--- START ---
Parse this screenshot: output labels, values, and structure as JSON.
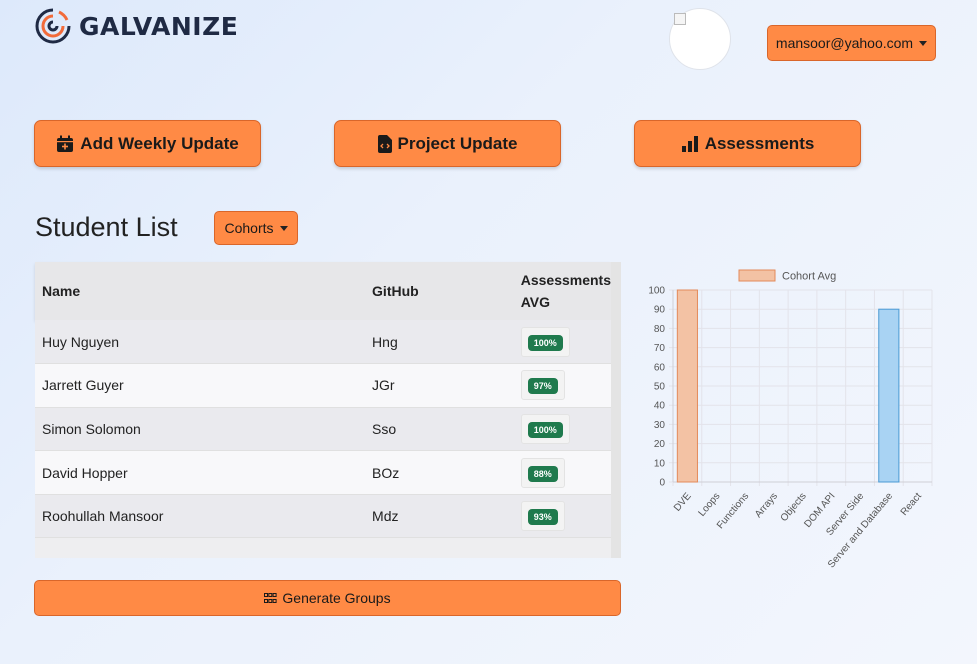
{
  "brand": {
    "name": "GALVANIZE"
  },
  "header": {
    "user_email": "mansoor@yahoo.com"
  },
  "actions": {
    "add_weekly_update": "Add Weekly Update",
    "project_update": "Project Update",
    "assessments": "Assessments"
  },
  "student_list": {
    "title": "Student List",
    "cohorts_label": "Cohorts",
    "columns": {
      "name": "Name",
      "github": "GitHub",
      "assessments_line1": "Assessments",
      "assessments_line2": "AVG"
    },
    "rows": [
      {
        "name": "Huy Nguyen",
        "github": "Hng",
        "avg": "100%"
      },
      {
        "name": "Jarrett Guyer",
        "github": "JGr",
        "avg": "97%"
      },
      {
        "name": "Simon Solomon",
        "github": "Sso",
        "avg": "100%"
      },
      {
        "name": "David Hopper",
        "github": "BOz",
        "avg": "88%"
      },
      {
        "name": "Roohullah Mansoor",
        "github": "Mdz",
        "avg": "93%"
      }
    ]
  },
  "generate_groups_label": "Generate Groups",
  "colors": {
    "accent": "#ff8a45",
    "badge": "#1f7a4d",
    "bar_orange": "#f3c2a4",
    "bar_blue": "#a9d3f3"
  },
  "chart_data": {
    "type": "bar",
    "title": "",
    "xlabel": "",
    "ylabel": "",
    "legend": "top",
    "ylim": [
      0,
      100
    ],
    "yticks": [
      0,
      10,
      20,
      30,
      40,
      50,
      60,
      70,
      80,
      90,
      100
    ],
    "grid": true,
    "categories": [
      "DVE",
      "Loops",
      "Functions",
      "Arrays",
      "Objects",
      "DOM API",
      "Server Side",
      "Server and Database",
      "React"
    ],
    "series": [
      {
        "name": "Cohort Avg",
        "values": [
          100,
          null,
          null,
          null,
          null,
          null,
          null,
          90,
          null
        ]
      }
    ],
    "bar_colors": [
      "orange",
      null,
      null,
      null,
      null,
      null,
      null,
      "blue",
      null
    ]
  }
}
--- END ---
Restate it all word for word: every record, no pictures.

Parse this screenshot: output labels, values, and structure as JSON.
{
  "brand": {
    "name": "GALVANIZE"
  },
  "header": {
    "user_email": "mansoor@yahoo.com"
  },
  "actions": {
    "add_weekly_update": "Add Weekly Update",
    "project_update": "Project Update",
    "assessments": "Assessments"
  },
  "student_list": {
    "title": "Student List",
    "cohorts_label": "Cohorts",
    "columns": {
      "name": "Name",
      "github": "GitHub",
      "assessments_line1": "Assessments",
      "assessments_line2": "AVG"
    },
    "rows": [
      {
        "name": "Huy Nguyen",
        "github": "Hng",
        "avg": "100%"
      },
      {
        "name": "Jarrett Guyer",
        "github": "JGr",
        "avg": "97%"
      },
      {
        "name": "Simon Solomon",
        "github": "Sso",
        "avg": "100%"
      },
      {
        "name": "David Hopper",
        "github": "BOz",
        "avg": "88%"
      },
      {
        "name": "Roohullah Mansoor",
        "github": "Mdz",
        "avg": "93%"
      }
    ]
  },
  "generate_groups_label": "Generate Groups",
  "colors": {
    "accent": "#ff8a45",
    "badge": "#1f7a4d",
    "bar_orange": "#f3c2a4",
    "bar_blue": "#a9d3f3"
  },
  "chart_data": {
    "type": "bar",
    "title": "",
    "xlabel": "",
    "ylabel": "",
    "legend": "top",
    "ylim": [
      0,
      100
    ],
    "yticks": [
      0,
      10,
      20,
      30,
      40,
      50,
      60,
      70,
      80,
      90,
      100
    ],
    "grid": true,
    "categories": [
      "DVE",
      "Loops",
      "Functions",
      "Arrays",
      "Objects",
      "DOM API",
      "Server Side",
      "Server and Database",
      "React"
    ],
    "series": [
      {
        "name": "Cohort Avg",
        "values": [
          100,
          null,
          null,
          null,
          null,
          null,
          null,
          90,
          null
        ]
      }
    ],
    "bar_colors": [
      "orange",
      null,
      null,
      null,
      null,
      null,
      null,
      "blue",
      null
    ]
  }
}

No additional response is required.